Or call Africa House at 607-821-2540 to pay for your seat. All ticket sales are final and non-refundable.
Myra Sabir (DeeMyra) Biography
DeeMyra is a narrative psychologist who has worked with life narratives for the past 20 years. In 1996, she completed a master’s thesis magna cum laude at Emory University in which she conducted a series of life-narrative workshops with African American adults then living in Atlanta’s lower-income communities. The project earned two community service awards from Emory: The Jack Boozer Community Development Award (1995) and the Mary K. Mobley Award for Academic Excellence & Significant Community Concern (1996). She continued the workshops for two years in Atlanta’s urban churches, homeless shelters, and community centers before enrolling in The College of Human Ecology at Cornell University and completing her Ph.D. in Human Development. Following the Ph.D., she was awarded a post-doctoral fellowship to conduct life-narrative workshops with 62 older adults living in Harlem, New York. She was then recruited to become the Assistant Director to the Bronfenbrenner Life Course Center at Cornell, then to become an Assistant Dean in the College of Arts and Sciences at Cornell. Most recently she has founded Got Meaning? The Life Writing Project, a non-profit organization that conducts life-writing workshops; trains volunteer life-writing coaches; and installs life-writing programs at community centers and other institutions. For this body of work and related efforts, she has been called a “visionary” with an “unerring instinct for what is sound and valuable.” She was born in a small town in Alabama, spent her teenage and young adult years in Atlanta, GA., and has enjoyed living in Ithaca, New York for the past 11 years. She is a wife, mother, and grandmother. She completed the new lyric essay, She, in 2008.
Excerpt from She
"It suited her to scale it way back - so people know an emotion together in the events of the day. Where flavors waft across thresholds and where the pleasures of a thing are largely taken in knowledge of the hands that shaped it. Where survival instincts are left dormant by the mutual sharing of each other's gifts and talents, and life is lived gracefully, in a self-contained system in which sufficiency here creates no insufficiency elsewhere. Where what is worth knowing is first filtered through the heart before enlisting the skills of the head, and where the size of the web makes membership a felt experience. Living time as did her father. Feeling the truth."

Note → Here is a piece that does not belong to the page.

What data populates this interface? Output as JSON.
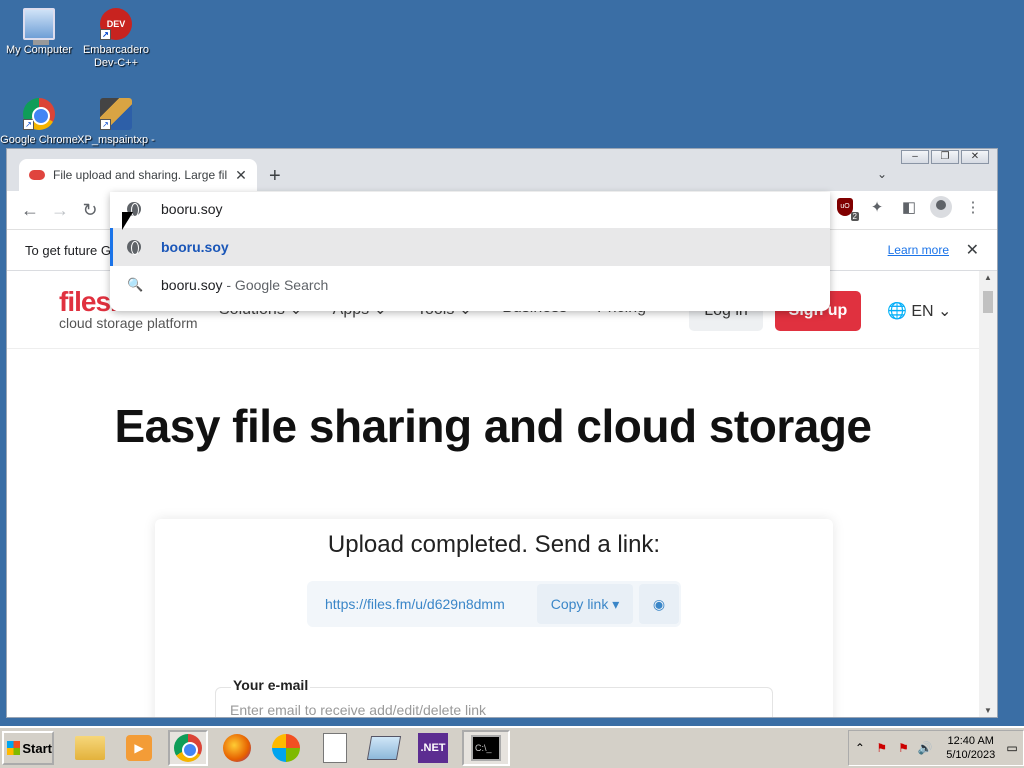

DeeMyra (2008). She. Ithaca, New York: Well Considered Words Publishing. $15.95 paperback
She falls into a fascinating new genre of concise, intimate, poetic conveyance called the lyric essay. The Seneca Review writes, “The lyric essay partakes of the poem in its density and shapeliness, its distillation of ideas and musicality of language. It partakes of the essay in its weight…. The lyric essay does not expound. It may merely mention. “It is suggestive rather than exhaustive." The stories it tells may be no more than metaphors.…circling the core of a single image or idea…inviting the reader's participatory interpretation.”* In classic lyrical essay form, She is an experience in a book. By design, it places you in the cosmos, in your body, in nature, and in a series of cultural moments. It puts you in direct contact with your own sensing ability, and for a few minutes of reading you experience non-linear, full-body knowing.
* For more on the lyric essay see the Seneca Review’s webpage.
What brought about She?
As a narrative psychologist one learns to sift carefully through the life as it is lived for the personal meaning in significant events - to maintain clarity and understanding at each step, and in the end, a coherent story which represents a coherent life. As my daughter moved toward young adulthood and eventual independence, there were many significant events deserving slow and quiet attention. The book, She, is a combination of dreams, imaginings, and fictionalized accounts that disentangle how the sense of meaning my daughter found for her life emerged naturally from my own sense of meaning, from her relationship with her father, and from the soul of my mother.
Woven through the story are subtle references to the African nature embodied by African Americans I have known over my lifetime, suggesting that there may be certain innate characteristics that cross time and space. Some of these familiar qualities include the sense that there is always enough to share, stemming from an awareness of nature’s abundance; the lived experience of the connection, oneness, and interdependence among us, of the web of spirit joining us all; and a unique experience of time. This is the first time my life narratives have taken on the lyrical form, which reflects, I believe, the convergence of many paths of inquiry over the years, and the new levels of liberation brought on by the second half of life.
What other’s have said about, She
“She" is unbelievably beautiful. Musical, lyrical, lovely.” -- Maria Davidis, Cornell
"This just floated into me. It's unhurried, soft, delicate." -- Valarie Henry, Atlanta
“You have a gift for expressing profound things simply. What you don't say is as important as what you say.” -- Clare McMillan, Cornell
"On 12-04-08 at 10:33 p.m., I completed reading She. I am light-headed, almost floating above my natural being. Thanks so much for the ride!" -- Bessie Knight Farmer, Dothan
"Fluid, complex, simple." -- Cha Roberts, Holistic Modalities, Ithaca, NY
"Exciting and different and wonderful." -- Robin Botie, Ithaca, NY
“It's like a dream.” -- Christine Harris, Diaspora Gallery, Ithaca